With overnight rates at historic lows, people have not been getting much out of their money market funds. Alternatively, investors seeking a cash alternative can turn to ultra-short-term bond exchange traded funds.
According to Lipper data, there is about $2.7 trillion in U.S. money market funds, down from $3.8 trillion at the end of 2008 after the average 12-month yield on money markets fell from 2.27% to 0.02%, reports Bryan Borzykowski for CNBC.
These funds are seen as liquid cash alternatives that would never let an investor lose money – money market funds typically maintain a net asset value or per share value of $1. These funds hold investment-grade short-term government bonds that matures between 30 and 90 days. But if rates go negative, some are concerned that a low rate environment could “break the buck.”

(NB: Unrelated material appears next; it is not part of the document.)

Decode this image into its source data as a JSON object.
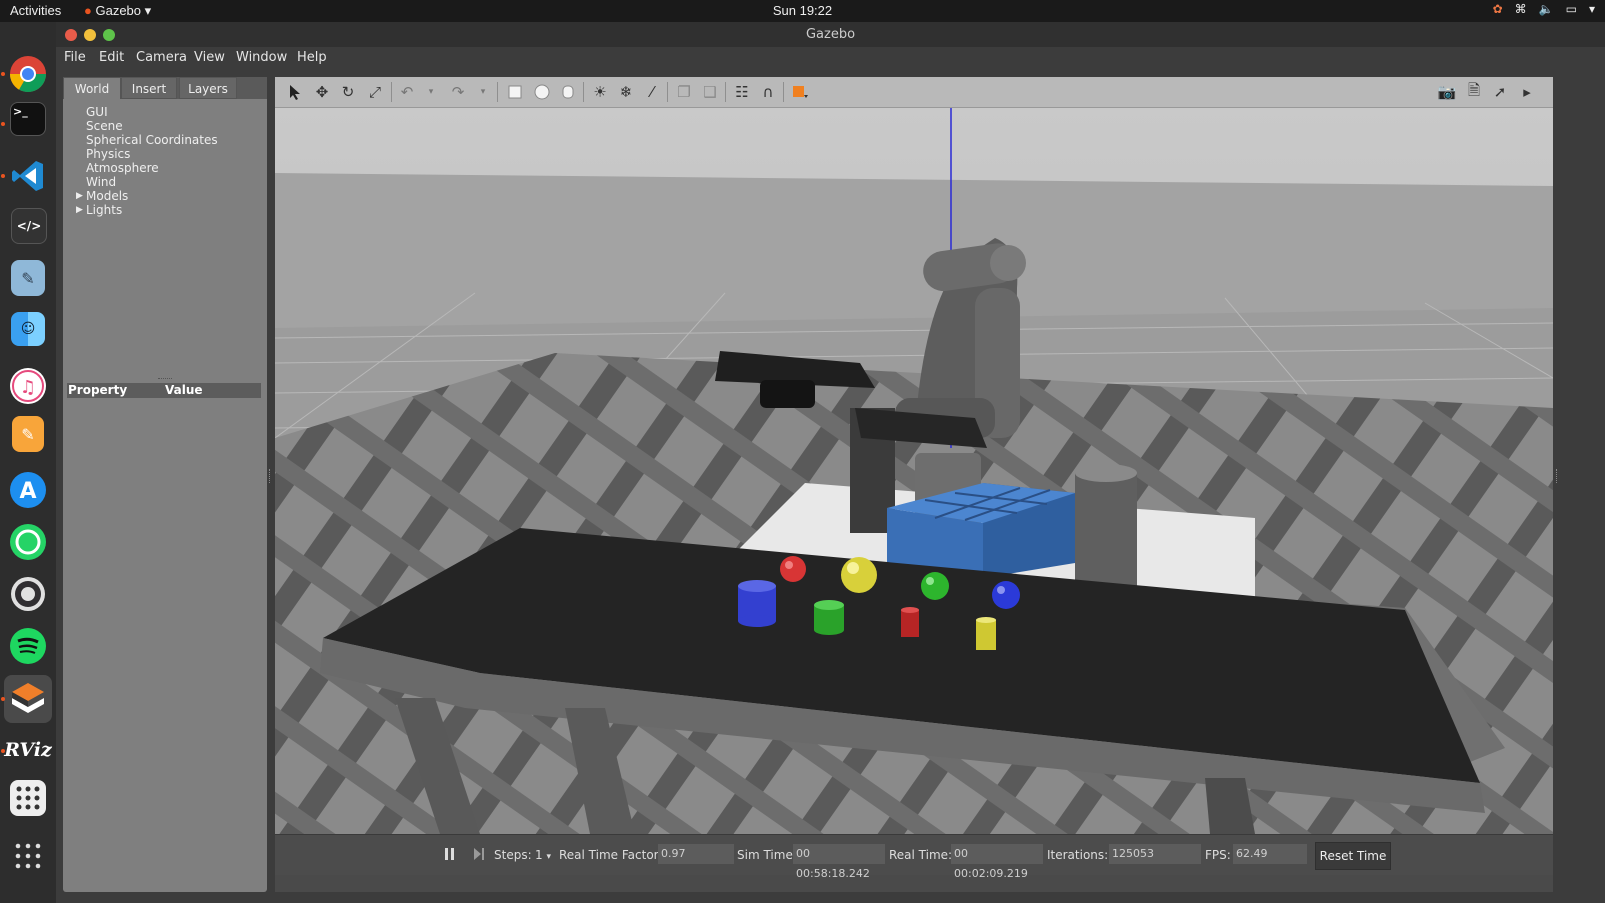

Since the 2008 financial crisis when the share price of one fund dipped below a dollar and triggered widespread financial panic, these money market funds now follow more stringent regulatory rules, like taking on less credit risk or holding more cash to meet redemptions.
With money market funds now offering almost no yields and the potential for yields to go negative, some advisors and investors are growing less enthusiastic with the investment, especially as fund fees eat away at any remaining yield.
“How can you charge 0.5 percent to manage money in a negative interest-rate environment?” Laurence Booth, the CIT chair in structured finance at Toronto’s Rotman School of Management, asked. “This is a disaster for these funds.”